> _About this task_: Each line below should be quoted exactly, please.

[[ Data records, beginning ]]

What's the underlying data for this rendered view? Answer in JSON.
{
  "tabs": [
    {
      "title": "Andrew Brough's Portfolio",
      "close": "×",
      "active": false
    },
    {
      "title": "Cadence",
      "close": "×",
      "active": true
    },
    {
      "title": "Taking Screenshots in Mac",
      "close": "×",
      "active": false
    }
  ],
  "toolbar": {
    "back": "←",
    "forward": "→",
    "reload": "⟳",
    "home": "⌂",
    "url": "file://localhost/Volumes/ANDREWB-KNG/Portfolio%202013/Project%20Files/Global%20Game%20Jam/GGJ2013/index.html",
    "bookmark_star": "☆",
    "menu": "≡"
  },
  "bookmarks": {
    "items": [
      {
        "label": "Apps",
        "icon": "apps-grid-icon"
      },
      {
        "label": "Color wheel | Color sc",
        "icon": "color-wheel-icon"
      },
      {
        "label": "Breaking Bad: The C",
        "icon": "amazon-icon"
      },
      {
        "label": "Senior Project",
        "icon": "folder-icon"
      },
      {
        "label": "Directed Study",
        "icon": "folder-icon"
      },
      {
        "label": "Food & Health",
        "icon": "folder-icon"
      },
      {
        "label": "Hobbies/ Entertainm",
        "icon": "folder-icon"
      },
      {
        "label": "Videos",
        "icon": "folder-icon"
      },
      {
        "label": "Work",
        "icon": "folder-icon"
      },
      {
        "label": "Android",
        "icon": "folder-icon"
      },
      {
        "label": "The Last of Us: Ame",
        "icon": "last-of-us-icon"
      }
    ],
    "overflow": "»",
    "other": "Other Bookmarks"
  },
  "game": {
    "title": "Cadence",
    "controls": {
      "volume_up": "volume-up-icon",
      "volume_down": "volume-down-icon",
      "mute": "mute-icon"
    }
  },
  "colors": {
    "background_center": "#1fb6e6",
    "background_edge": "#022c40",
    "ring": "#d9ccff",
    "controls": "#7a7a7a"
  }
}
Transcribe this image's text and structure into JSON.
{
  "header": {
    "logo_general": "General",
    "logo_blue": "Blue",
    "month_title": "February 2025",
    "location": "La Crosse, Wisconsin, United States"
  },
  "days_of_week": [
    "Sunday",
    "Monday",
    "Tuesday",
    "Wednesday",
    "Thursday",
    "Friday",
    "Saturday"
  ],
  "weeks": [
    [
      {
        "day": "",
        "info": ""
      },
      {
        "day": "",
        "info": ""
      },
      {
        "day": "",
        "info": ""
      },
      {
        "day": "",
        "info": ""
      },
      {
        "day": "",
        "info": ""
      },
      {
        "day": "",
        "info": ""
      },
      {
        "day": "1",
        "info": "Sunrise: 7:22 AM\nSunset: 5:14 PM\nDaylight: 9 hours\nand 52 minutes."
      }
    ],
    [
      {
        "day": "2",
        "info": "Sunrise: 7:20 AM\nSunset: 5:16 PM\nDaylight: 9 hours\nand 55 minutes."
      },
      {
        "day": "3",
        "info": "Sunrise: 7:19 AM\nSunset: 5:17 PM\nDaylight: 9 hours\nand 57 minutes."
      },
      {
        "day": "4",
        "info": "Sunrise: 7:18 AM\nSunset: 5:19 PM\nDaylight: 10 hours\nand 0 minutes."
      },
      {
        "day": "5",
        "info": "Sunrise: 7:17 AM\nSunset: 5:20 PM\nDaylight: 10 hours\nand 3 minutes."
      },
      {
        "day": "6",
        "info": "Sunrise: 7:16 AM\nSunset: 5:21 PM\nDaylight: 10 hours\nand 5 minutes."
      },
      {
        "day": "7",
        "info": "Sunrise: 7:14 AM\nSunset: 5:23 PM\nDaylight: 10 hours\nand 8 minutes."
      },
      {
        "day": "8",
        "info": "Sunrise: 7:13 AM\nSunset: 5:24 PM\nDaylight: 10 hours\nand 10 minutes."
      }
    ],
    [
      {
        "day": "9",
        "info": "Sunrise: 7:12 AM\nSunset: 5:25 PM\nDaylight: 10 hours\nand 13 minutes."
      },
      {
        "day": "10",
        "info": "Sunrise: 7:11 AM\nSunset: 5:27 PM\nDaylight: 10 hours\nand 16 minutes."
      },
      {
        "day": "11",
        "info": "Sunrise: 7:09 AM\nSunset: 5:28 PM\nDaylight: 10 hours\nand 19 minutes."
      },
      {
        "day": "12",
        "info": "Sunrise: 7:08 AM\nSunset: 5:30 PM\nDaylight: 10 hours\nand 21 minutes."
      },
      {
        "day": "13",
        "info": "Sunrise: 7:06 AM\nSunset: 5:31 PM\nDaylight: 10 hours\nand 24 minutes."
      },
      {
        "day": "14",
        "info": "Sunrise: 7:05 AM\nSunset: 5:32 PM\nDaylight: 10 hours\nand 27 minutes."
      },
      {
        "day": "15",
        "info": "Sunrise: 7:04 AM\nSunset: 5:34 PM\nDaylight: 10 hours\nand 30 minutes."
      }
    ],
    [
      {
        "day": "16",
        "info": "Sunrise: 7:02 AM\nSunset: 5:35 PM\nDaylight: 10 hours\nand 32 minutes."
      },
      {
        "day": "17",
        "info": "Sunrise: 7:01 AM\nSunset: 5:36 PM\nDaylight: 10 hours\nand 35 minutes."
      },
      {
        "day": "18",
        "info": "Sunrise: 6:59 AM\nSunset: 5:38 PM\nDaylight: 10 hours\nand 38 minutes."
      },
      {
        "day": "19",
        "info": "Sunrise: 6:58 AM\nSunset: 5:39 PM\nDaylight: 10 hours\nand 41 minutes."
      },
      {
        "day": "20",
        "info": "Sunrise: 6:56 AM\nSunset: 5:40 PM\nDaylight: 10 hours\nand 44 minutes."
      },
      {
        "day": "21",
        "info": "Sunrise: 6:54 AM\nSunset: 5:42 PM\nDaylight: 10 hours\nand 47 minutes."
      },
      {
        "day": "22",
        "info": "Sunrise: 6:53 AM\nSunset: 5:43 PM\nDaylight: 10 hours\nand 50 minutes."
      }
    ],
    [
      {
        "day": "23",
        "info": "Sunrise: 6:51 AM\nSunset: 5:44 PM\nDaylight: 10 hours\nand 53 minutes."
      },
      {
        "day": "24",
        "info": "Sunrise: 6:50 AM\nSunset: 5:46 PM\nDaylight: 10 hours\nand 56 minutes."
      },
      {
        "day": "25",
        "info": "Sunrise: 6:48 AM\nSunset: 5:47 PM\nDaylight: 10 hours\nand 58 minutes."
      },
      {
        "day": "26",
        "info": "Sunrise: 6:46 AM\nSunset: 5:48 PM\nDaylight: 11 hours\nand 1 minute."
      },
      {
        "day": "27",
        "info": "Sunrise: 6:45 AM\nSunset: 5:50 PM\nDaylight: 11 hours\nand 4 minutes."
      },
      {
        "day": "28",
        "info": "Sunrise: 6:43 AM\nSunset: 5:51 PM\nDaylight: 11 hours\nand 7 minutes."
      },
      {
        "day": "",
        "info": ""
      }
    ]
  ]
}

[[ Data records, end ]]

> _Solution to this problem_:
What's the underlying data for this rendered view? Answer in JSON.
{
  "tabs": [
    {
      "title": "Andrew Brough's Portfolio",
      "close": "×",
      "active": false
    },
    {
      "title": "Cadence",
      "close": "×",
      "active": true
    },
    {
      "title": "Taking Screenshots in Mac",
      "close": "×",
      "active": false
    }
  ],
  "toolbar": {
    "back": "←",
    "forward": "→",
    "reload": "⟳",
    "home": "⌂",
    "url": "file://localhost/Volumes/ANDREWB-KNG/Portfolio%202013/Project%20Files/Global%20Game%20Jam/GGJ2013/index.html",
    "bookmark_star": "☆",
    "menu": "≡"
  },
  "bookmarks": {
    "items": [
      {
        "label": "Apps",
        "icon": "apps-grid-icon"
      },
      {
        "label": "Color wheel | Color sc",
        "icon": "color-wheel-icon"
      },
      {
        "label": "Breaking Bad: The C",
        "icon": "amazon-icon"
      },
      {
        "label": "Senior Project",
        "icon": "folder-icon"
      },
      {
        "label": "Directed Study",
        "icon": "folder-icon"
      },
      {
        "label": "Food & Health",
        "icon": "folder-icon"
      },
      {
        "label": "Hobbies/ Entertainm",
        "icon": "folder-icon"
      },
      {
        "label": "Videos",
        "icon": "folder-icon"
      },
      {
        "label": "Work",
        "icon": "folder-icon"
      },
      {
        "label": "Android",
        "icon": "folder-icon"
      },
      {
        "label": "The Last of Us: Ame",
        "icon": "last-of-us-icon"
      }
    ],
    "overflow": "»",
    "other": "Other Bookmarks"
  },
  "game": {
    "title": "Cadence",
    "controls": {
      "volume_up": "volume-up-icon",
      "volume_down": "volume-down-icon",
      "mute": "mute-icon"
    }
  },
  "colors": {
    "background_center": "#1fb6e6",
    "background_edge": "#022c40",
    "ring": "#d9ccff",
    "controls": "#7a7a7a"
  }
}
Transcribe this image's text and structure into JSON.
{
  "header": {
    "logo_general": "General",
    "logo_blue": "Blue",
    "month_title": "February 2025",
    "location": "La Crosse, Wisconsin, United States"
  },
  "days_of_week": [
    "Sunday",
    "Monday",
    "Tuesday",
    "Wednesday",
    "Thursday",
    "Friday",
    "Saturday"
  ],
  "weeks": [
    [
      {
        "day": "",
        "info": ""
      },
      {
        "day": "",
        "info": ""
      },
      {
        "day": "",
        "info": ""
      },
      {
        "day": "",
        "info": ""
      },
      {
        "day": "",
        "info": ""
      },
      {
        "day": "",
        "info": ""
      },
      {
        "day": "1",
        "info": "Sunrise: 7:22 AM\nSunset: 5:14 PM\nDaylight: 9 hours\nand 52 minutes."
      }
    ],
    [
      {
        "day": "2",
        "info": "Sunrise: 7:20 AM\nSunset: 5:16 PM\nDaylight: 9 hours\nand 55 minutes."
      },
      {
        "day": "3",
        "info": "Sunrise: 7:19 AM\nSunset: 5:17 PM\nDaylight: 9 hours\nand 57 minutes."
      },
      {
        "day": "4",
        "info": "Sunrise: 7:18 AM\nSunset: 5:19 PM\nDaylight: 10 hours\nand 0 minutes."
      },
      {
        "day": "5",
        "info": "Sunrise: 7:17 AM\nSunset: 5:20 PM\nDaylight: 10 hours\nand 3 minutes."
      },
      {
        "day": "6",
        "info": "Sunrise: 7:16 AM\nSunset: 5:21 PM\nDaylight: 10 hours\nand 5 minutes."
      },
      {
        "day": "7",
        "info": "Sunrise: 7:14 AM\nSunset: 5:23 PM\nDaylight: 10 hours\nand 8 minutes."
      },
      {
        "day": "8",
        "info": "Sunrise: 7:13 AM\nSunset: 5:24 PM\nDaylight: 10 hours\nand 10 minutes."
      }
    ],
    [
      {
        "day": "9",
        "info": "Sunrise: 7:12 AM\nSunset: 5:25 PM\nDaylight: 10 hours\nand 13 minutes."
      },
      {
        "day": "10",
        "info": "Sunrise: 7:11 AM\nSunset: 5:27 PM\nDaylight: 10 hours\nand 16 minutes."
      },
      {
        "day": "11",
        "info": "Sunrise: 7:09 AM\nSunset: 5:28 PM\nDaylight: 10 hours\nand 19 minutes."
      },
      {
        "day": "12",
        "info": "Sunrise: 7:08 AM\nSunset: 5:30 PM\nDaylight: 10 hours\nand 21 minutes."
      },
      {
        "day": "13",
        "info": "Sunrise: 7:06 AM\nSunset: 5:31 PM\nDaylight: 10 hours\nand 24 minutes."
      },
      {
        "day": "14",
        "info": "Sunrise: 7:05 AM\nSunset: 5:32 PM\nDaylight: 10 hours\nand 27 minutes."
      },
      {
        "day": "15",
        "info": "Sunrise: 7:04 AM\nSunset: 5:34 PM\nDaylight: 10 hours\nand 30 minutes."
      }
    ],
    [
      {
        "day": "16",
        "info": "Sunrise: 7:02 AM\nSunset: 5:35 PM\nDaylight: 10 hours\nand 32 minutes."
      },
      {
        "day": "17",
        "info": "Sunrise: 7:01 AM\nSunset: 5:36 PM\nDaylight: 10 hours\nand 35 minutes."
      },
      {
        "day": "18",
        "info": "Sunrise: 6:59 AM\nSunset: 5:38 PM\nDaylight: 10 hours\nand 38 minutes."
      },
      {
        "day": "19",
        "info": "Sunrise: 6:58 AM\nSunset: 5:39 PM\nDaylight: 10 hours\nand 41 minutes."
      },
      {
        "day": "20",
        "info": "Sunrise: 6:56 AM\nSunset: 5:40 PM\nDaylight: 10 hours\nand 44 minutes."
      },
      {
        "day": "21",
        "info": "Sunrise: 6:54 AM\nSunset: 5:42 PM\nDaylight: 10 hours\nand 47 minutes."
      },
      {
        "day": "22",
        "info": "Sunrise: 6:53 AM\nSunset: 5:43 PM\nDaylight: 10 hours\nand 50 minutes."
      }
    ],
    [
      {
        "day": "23",
        "info": "Sunrise: 6:51 AM\nSunset: 5:44 PM\nDaylight: 10 hours\nand 53 minutes."
      },
      {
        "day": "24",
        "info": "Sunrise: 6:50 AM\nSunset: 5:46 PM\nDaylight: 10 hours\nand 56 minutes."
      },
      {
        "day": "25",
        "info": "Sunrise: 6:48 AM\nSunset: 5:47 PM\nDaylight: 10 hours\nand 58 minutes."
      },
      {
        "day": "26",
        "info": "Sunrise: 6:46 AM\nSunset: 5:48 PM\nDaylight: 11 hours\nand 1 minute."
      },
      {
        "day": "27",
        "info": "Sunrise: 6:45 AM\nSunset: 5:50 PM\nDaylight: 11 hours\nand 4 minutes."
      },
      {
        "day": "28",
        "info": "Sunrise: 6:43 AM\nSunset: 5:51 PM\nDaylight: 11 hours\nand 7 minutes."
      },
      {
        "day": "",
        "info": ""
      }
    ]
  ]
}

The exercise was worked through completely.